One of the beauties of a Lethbridge College education is that it can take you to some unexpected places. For Erinn Shirley, it has taken her from Lethbridge to the plains of Montana, the wilds of Alaska and all the way to the corridors of power in Washington D.C. It’s all heady stuff for someone born and raised here in Lethbridge who got her start dreaming of becoming a park ranger.
“I wanted to be outside, in the mountains, hiking all day,” Erinn recalls. “It seemed like the kind of career where you do that and not feel like you are working.” Following a tip from a park ranger who spoke at her high school, Erinn joined the Renewable Resource Management program at the college. “I learned so much about our natural resources and about life at Lethbridge College,” she says. “It was there that I learned that I wanted to focus on wildlife biology.”

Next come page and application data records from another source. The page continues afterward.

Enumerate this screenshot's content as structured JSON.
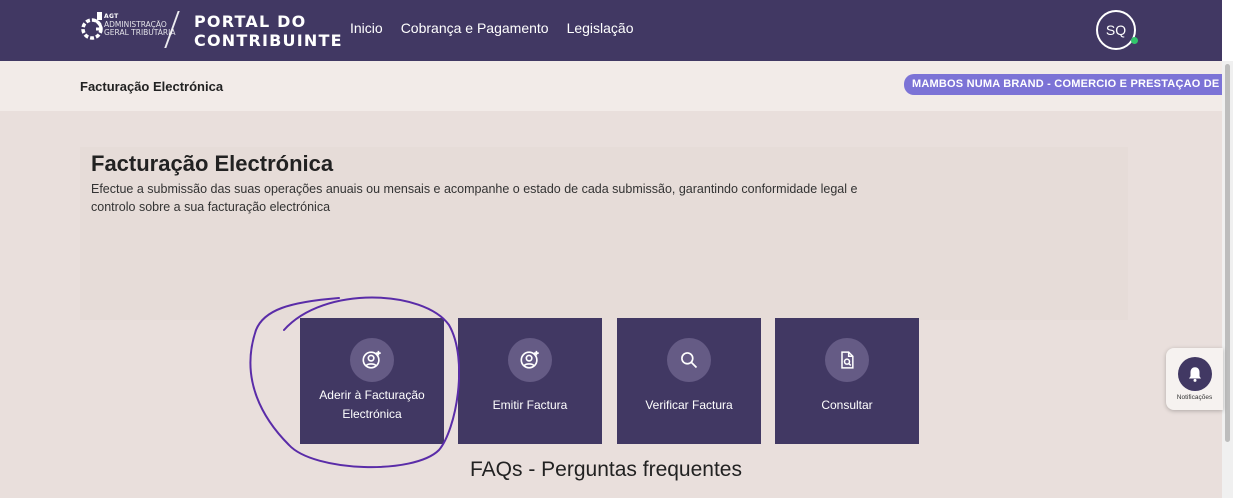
{
  "header": {
    "logo": {
      "abbr": "AGT",
      "name": "Administração Geral Tributária",
      "portal": "PORTAL DO CONTRIBUINTE"
    },
    "nav": [
      {
        "label": "Inicio"
      },
      {
        "label": "Cobrança e Pagamento"
      },
      {
        "label": "Legislação"
      }
    ],
    "user_initials": "SQ"
  },
  "subheader": {
    "title": "Facturação Electrónica",
    "company": "MAMBOS NUMA BRAND - COMERCIO E PRESTAÇAO DE SERVIÇOS"
  },
  "hero": {
    "title": "Facturação Electrónica",
    "description": "Efectue a submissão das suas operações anuais ou mensais e acompanhe o estado de cada submissão, garantindo conformidade legal e controlo sobre a sua facturação electrónica"
  },
  "tiles": [
    {
      "label": "Aderir à Facturação Electrónica",
      "icon": "user-add-icon"
    },
    {
      "label": "Emitir Factura",
      "icon": "user-add-icon"
    },
    {
      "label": "Verificar Factura",
      "icon": "search-icon"
    },
    {
      "label": "Consultar",
      "icon": "document-search-icon"
    }
  ],
  "faq": {
    "title": "FAQs - Perguntas frequentes"
  },
  "notifications": {
    "label": "Notificações",
    "icon": "bell-icon"
  },
  "colors": {
    "primary": "#413863",
    "accent": "#7c73d6",
    "highlight": "#5a2ca8"
  }
}
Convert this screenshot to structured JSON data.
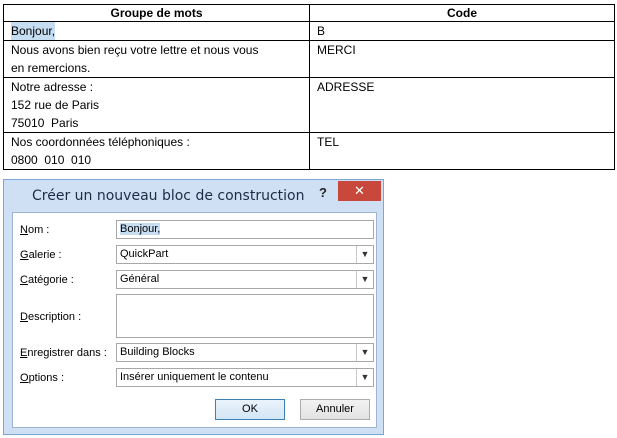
{
  "table": {
    "headers": [
      "Groupe de mots",
      "Code"
    ],
    "rows": [
      {
        "group": [
          "Bonjour,"
        ],
        "code": "B"
      },
      {
        "group": [
          "Nous avons bien reçu votre lettre et nous vous",
          "en remercions."
        ],
        "code": "MERCI"
      },
      {
        "group": [
          "Notre adresse :",
          "152 rue de Paris",
          "75010  Paris"
        ],
        "code": "ADRESSE"
      },
      {
        "group": [
          "Nos coordonnées téléphoniques :",
          "0800  010  010"
        ],
        "code": "TEL"
      }
    ]
  },
  "dialog": {
    "title": "Créer un nouveau bloc de construction",
    "help": "?",
    "close": "✕",
    "fields": {
      "name": {
        "label_u": "N",
        "label_rest": "om :",
        "value": "Bonjour,"
      },
      "gallery": {
        "label_u": "G",
        "label_rest": "alerie :",
        "value": "QuickPart"
      },
      "category": {
        "label_u": "C",
        "label_rest": "atégorie :",
        "value": "Général"
      },
      "description": {
        "label_u": "D",
        "label_rest": "escription :",
        "value": ""
      },
      "save_in": {
        "label_u": "E",
        "label_rest": "nregistrer dans :",
        "value": "Building Blocks"
      },
      "options": {
        "label_u": "O",
        "label_rest": "ptions :",
        "value": "Insérer uniquement le contenu"
      }
    },
    "ok_label": "OK",
    "cancel_label": "Annuler",
    "icons": {
      "dropdown": "chevron-down-icon"
    }
  }
}
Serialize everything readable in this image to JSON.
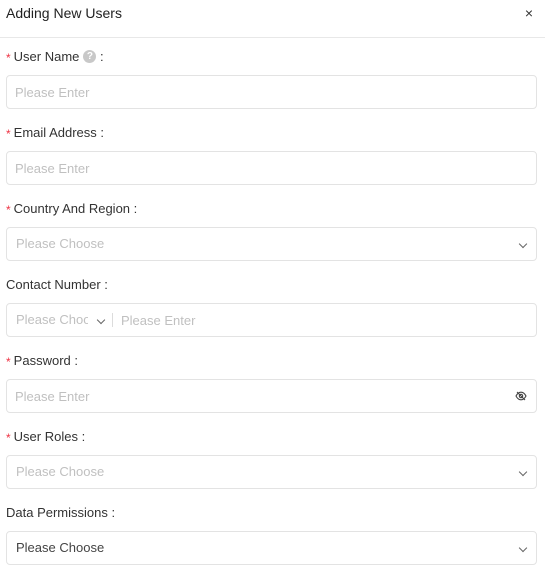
{
  "dialog": {
    "title": "Adding New Users",
    "close_glyph": "×"
  },
  "form": {
    "required_mark": "*",
    "user_name": {
      "label": "User Name",
      "suffix": ":",
      "help_glyph": "?",
      "placeholder": "Please Enter"
    },
    "email": {
      "label": "Email Address :",
      "placeholder": "Please Enter"
    },
    "country": {
      "label": "Country And Region :",
      "placeholder": "Please Choose"
    },
    "contact": {
      "label": "Contact Number :",
      "code_placeholder": "Please Choose",
      "number_placeholder": "Please Enter"
    },
    "password": {
      "label": "Password :",
      "placeholder": "Please Enter",
      "toggle_icon": "eye-slash-icon"
    },
    "roles": {
      "label": "User Roles :",
      "placeholder": "Please Choose"
    },
    "permissions": {
      "label": "Data Permissions :",
      "value": "Please Choose"
    }
  },
  "colors": {
    "required": "#ee3344",
    "border": "#e3e3e3",
    "placeholder": "#c0c0c0"
  }
}
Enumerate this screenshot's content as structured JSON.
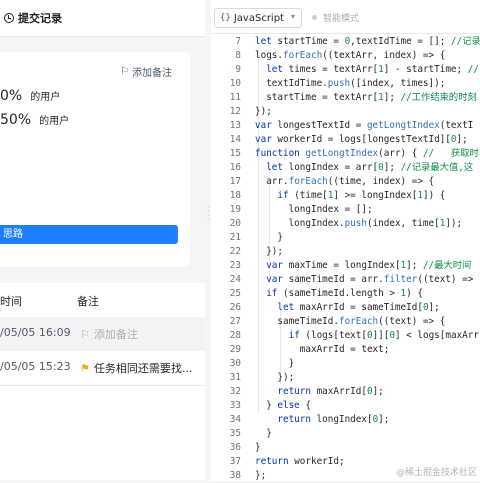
{
  "left_panel": {
    "tab_history_label": "提交记录",
    "card": {
      "add_note_label": "添加备注",
      "stat1_value": "0%",
      "stat1_text": "的用户",
      "stat2_value": "50%",
      "stat2_text": "的用户",
      "idea_button_label": "思路"
    },
    "table": {
      "col_time": "时间",
      "col_note": "备注",
      "rows": [
        {
          "time": "/05/05 16:09",
          "note": "添加备注"
        },
        {
          "time": "/05/05 15:23",
          "note": "任务相同还需要找..."
        }
      ]
    }
  },
  "editor": {
    "language": "JavaScript",
    "smart_mode_label": "智能模式",
    "line_numbers": [
      "7",
      "8",
      "9",
      "10",
      "11",
      "12",
      "13",
      "14",
      "15",
      "16",
      "17",
      "18",
      "19",
      "20",
      "21",
      "22",
      "23",
      "24",
      "25",
      "26",
      "27",
      "28",
      "29",
      "30",
      "31",
      "32",
      "33",
      "34",
      "35",
      "36",
      "37",
      "38"
    ],
    "watermark": "@稀土掘金技术社区"
  },
  "colors": {
    "accent": "#1e80ff",
    "flag_yellow": "#f5a623",
    "keyword": "#0033b3",
    "comment": "#0b8c4a"
  }
}
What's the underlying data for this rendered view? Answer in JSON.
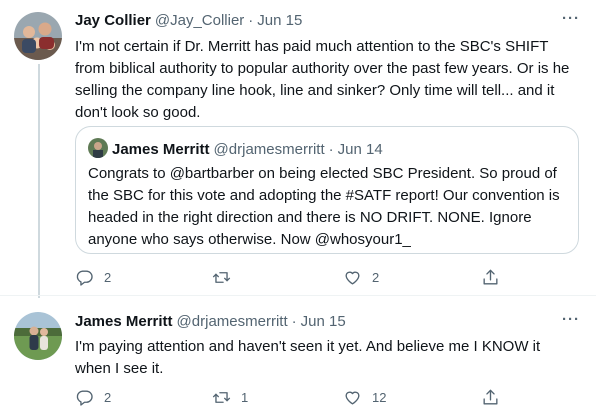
{
  "tweets": [
    {
      "name": "Jay Collier",
      "handle": "@Jay_Collier",
      "date": "Jun 15",
      "more": "···",
      "text": "I'm not certain if Dr. Merritt has paid much attention to the SBC's SHIFT from biblical authority to popular authority over the past few years. Or is he selling the company line hook, line and sinker? Only time will tell... and it don't look so good.",
      "quote": {
        "name": "James Merritt",
        "handle": "@drjamesmerritt",
        "date": "Jun 14",
        "text": "Congrats to @bartbarber on being elected SBC President. So proud of the SBC for this vote and adopting the #SATF report! Our convention is headed in the right direction and there is NO DRIFT. NONE. Ignore anyone who says otherwise. Now @whosyour1_"
      },
      "actions": {
        "reply": "2",
        "retweet": "",
        "like": "2"
      }
    },
    {
      "name": "James Merritt",
      "handle": "@drjamesmerritt",
      "date": "Jun 15",
      "more": "···",
      "text": "I'm paying attention and haven't seen it yet.  And believe me I KNOW it when I see it.",
      "actions": {
        "reply": "2",
        "retweet": "1",
        "like": "12"
      }
    }
  ],
  "separator": "·",
  "colors": {
    "text": "#0f1419",
    "secondary": "#536471",
    "border": "#cfd9de"
  },
  "icons": [
    "reply-icon",
    "retweet-icon",
    "like-icon",
    "share-icon",
    "more-icon"
  ]
}
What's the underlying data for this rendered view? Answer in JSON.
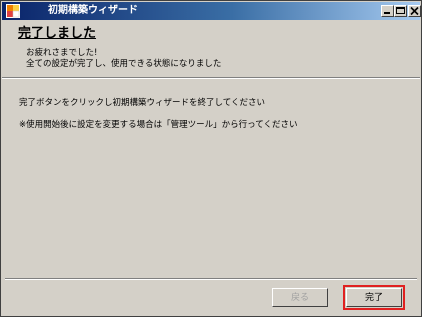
{
  "window": {
    "title": "初期構築ウィザード",
    "icon": "app-icon",
    "controls": [
      "minimize-icon",
      "maximize-icon",
      "close-icon"
    ]
  },
  "header": {
    "title": "完了しました",
    "subtitle_lines": [
      "お疲れさまでした!",
      "全ての設定が完了し、使用できる状態になりました"
    ]
  },
  "body": {
    "lines": [
      "完了ボタンをクリックし初期構築ウィザードを終了してください",
      "※使用開始後に設定を変更する場合は「管理ツール」から行ってください"
    ]
  },
  "footer": {
    "back_label": "戻る",
    "back_enabled": false,
    "finish_label": "完了"
  },
  "colors": {
    "face": "#d4d0c8",
    "titlebar_start": "#0a246a",
    "titlebar_end": "#a6caf0",
    "focus_outline": "#e02020"
  }
}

After graduation, Erinn went on to attend the University of Montana, where she earned a Bachelor of Science in Wildlife Biology degree in 2002 and took a full-time job with the B ureau of Land Management in Fairbanks, Alaska. “That was the most adventurous work I’ve done by far,” says Erinn. “I was involved in cleaning up old mine sites, removing contaminants from soil and water, and ensuring archeological and biological aspects at these sites were considered in the remediation plans, all while getting around Alaska on planes, helicopters, ATVs, and snowmobiles.”
Erinn followed that experience up with stints in Montana and New Mexico, landing with the bureau headquarters in the U.S. capital in 2008. In January 2020, Erinn took on the mantle of National Natural Resource Damage Assessment and Restoration (NRDAR) Coordinator with the U.S. Fish and Wildlife Service, where she is responsible for helping lead efforts to restore habitat and protect wildlife for the whole U.S.A. That’s a big change from the fieldwork she had spent much of her career on, but Erinn says it makes a difference in a different way.
“Working at headquarters involves a bit of liaising, lots of administrative work, informing leadership of the on-theground efforts and needs, managing budgets, and working with the field NRDAR coordinators to guide or get them the answers they need,” she says. “In D.C., I’m close to the government and can influence change and provide the field with the policy and budgets to restore habitat and wildlife populations. That’s its own kind of satisfaction.”
While she may be in an office job now, Erinn’s heart still belongs to the great outdoors. “When I was working in the field – driving down the Dalton Highway in the middle of winter to snowmachine out to a site that was being cleaned up or bouncing in the seat of the truck crossing through ponderosa pines and fields of wildflowers, I would often pinch myself like ‘You’re getting paid for this!’ Working at headquarters is exciting and fast-paced, but I suppose at my core I would love to be working outside.”